**Your goal:**
Show every line of the data that includes the word "GLOBAL".

**Web page and app entries:**
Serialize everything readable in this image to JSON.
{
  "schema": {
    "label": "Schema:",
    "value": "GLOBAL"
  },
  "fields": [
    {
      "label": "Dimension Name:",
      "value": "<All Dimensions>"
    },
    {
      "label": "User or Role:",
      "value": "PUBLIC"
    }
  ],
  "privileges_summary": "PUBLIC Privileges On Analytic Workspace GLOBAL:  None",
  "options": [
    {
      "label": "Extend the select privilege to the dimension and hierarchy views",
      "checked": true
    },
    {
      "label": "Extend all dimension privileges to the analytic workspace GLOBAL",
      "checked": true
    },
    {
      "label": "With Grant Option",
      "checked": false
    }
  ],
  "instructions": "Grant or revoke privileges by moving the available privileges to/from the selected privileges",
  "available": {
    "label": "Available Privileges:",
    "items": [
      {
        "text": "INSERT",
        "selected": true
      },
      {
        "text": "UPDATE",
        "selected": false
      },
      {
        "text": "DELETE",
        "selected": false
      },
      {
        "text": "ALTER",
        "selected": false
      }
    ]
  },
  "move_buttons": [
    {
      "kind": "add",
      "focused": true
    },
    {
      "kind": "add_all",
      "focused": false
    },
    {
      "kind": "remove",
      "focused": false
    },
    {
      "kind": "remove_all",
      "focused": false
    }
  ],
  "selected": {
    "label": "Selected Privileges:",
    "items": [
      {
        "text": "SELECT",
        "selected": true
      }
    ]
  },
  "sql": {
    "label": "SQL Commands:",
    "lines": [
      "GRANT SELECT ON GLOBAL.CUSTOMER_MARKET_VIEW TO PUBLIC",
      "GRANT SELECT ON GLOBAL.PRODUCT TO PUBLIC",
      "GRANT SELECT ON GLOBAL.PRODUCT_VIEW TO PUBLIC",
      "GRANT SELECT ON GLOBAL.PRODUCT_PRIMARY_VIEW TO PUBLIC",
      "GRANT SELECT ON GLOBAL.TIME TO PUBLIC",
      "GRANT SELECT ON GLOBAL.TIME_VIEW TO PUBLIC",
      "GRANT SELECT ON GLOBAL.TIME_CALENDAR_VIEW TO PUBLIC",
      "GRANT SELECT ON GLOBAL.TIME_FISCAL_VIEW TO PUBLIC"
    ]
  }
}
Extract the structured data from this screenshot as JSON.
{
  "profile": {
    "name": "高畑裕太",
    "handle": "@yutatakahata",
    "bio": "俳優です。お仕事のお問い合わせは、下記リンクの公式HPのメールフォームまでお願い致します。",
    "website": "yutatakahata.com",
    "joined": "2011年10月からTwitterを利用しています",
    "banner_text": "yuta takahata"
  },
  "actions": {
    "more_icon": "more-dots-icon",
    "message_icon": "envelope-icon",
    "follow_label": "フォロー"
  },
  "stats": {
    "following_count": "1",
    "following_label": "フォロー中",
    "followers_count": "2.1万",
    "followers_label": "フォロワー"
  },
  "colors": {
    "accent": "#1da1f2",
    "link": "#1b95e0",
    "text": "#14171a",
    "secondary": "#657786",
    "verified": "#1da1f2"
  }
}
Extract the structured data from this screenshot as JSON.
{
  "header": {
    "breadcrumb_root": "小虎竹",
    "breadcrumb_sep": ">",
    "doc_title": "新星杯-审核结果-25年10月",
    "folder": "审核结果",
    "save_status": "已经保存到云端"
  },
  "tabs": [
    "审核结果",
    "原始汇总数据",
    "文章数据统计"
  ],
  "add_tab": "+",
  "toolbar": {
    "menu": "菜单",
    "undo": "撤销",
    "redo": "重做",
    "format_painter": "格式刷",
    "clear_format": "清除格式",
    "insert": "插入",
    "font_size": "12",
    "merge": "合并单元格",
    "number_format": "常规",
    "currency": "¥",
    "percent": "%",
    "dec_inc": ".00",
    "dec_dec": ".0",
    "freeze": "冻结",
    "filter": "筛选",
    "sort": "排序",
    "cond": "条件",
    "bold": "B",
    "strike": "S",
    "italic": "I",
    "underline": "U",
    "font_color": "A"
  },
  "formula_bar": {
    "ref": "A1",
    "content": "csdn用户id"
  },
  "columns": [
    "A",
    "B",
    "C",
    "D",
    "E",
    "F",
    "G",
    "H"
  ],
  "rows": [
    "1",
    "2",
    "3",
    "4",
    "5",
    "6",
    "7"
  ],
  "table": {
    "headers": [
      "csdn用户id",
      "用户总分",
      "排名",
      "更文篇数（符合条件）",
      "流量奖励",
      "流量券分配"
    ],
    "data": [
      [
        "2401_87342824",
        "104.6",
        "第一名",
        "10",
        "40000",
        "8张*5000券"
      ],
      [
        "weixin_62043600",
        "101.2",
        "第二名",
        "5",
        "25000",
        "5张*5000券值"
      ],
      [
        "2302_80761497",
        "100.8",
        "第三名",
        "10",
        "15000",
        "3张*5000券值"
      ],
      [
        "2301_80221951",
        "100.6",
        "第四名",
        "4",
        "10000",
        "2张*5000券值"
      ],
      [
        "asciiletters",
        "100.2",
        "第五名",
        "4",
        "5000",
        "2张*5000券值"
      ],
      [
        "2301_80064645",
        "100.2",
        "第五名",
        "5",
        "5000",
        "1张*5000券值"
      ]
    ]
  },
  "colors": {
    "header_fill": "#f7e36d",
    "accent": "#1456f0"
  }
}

**Solution to this problem:**
    "value": "GLOBAL"
  "privileges_summary": "PUBLIC Privileges On Analytic Workspace GLOBAL:  None",
      "label": "Extend all dimension privileges to the analytic workspace GLOBAL",
      "GRANT SELECT ON GLOBAL.CUSTOMER_MARKET_VIEW TO PUBLIC",
      "GRANT SELECT ON GLOBAL.PRODUCT TO PUBLIC",
      "GRANT SELECT ON GLOBAL.PRODUCT_VIEW TO PUBLIC",
      "GRANT SELECT ON GLOBAL.PRODUCT_PRIMARY_VIEW TO PUBLIC",
      "GRANT SELECT ON GLOBAL.TIME TO PUBLIC",
      "GRANT SELECT ON GLOBAL.TIME_VIEW TO PUBLIC",
      "GRANT SELECT ON GLOBAL.TIME_CALENDAR_VIEW TO PUBLIC",
      "GRANT SELECT ON GLOBAL.TIME_FISCAL_VIEW TO PUBLIC"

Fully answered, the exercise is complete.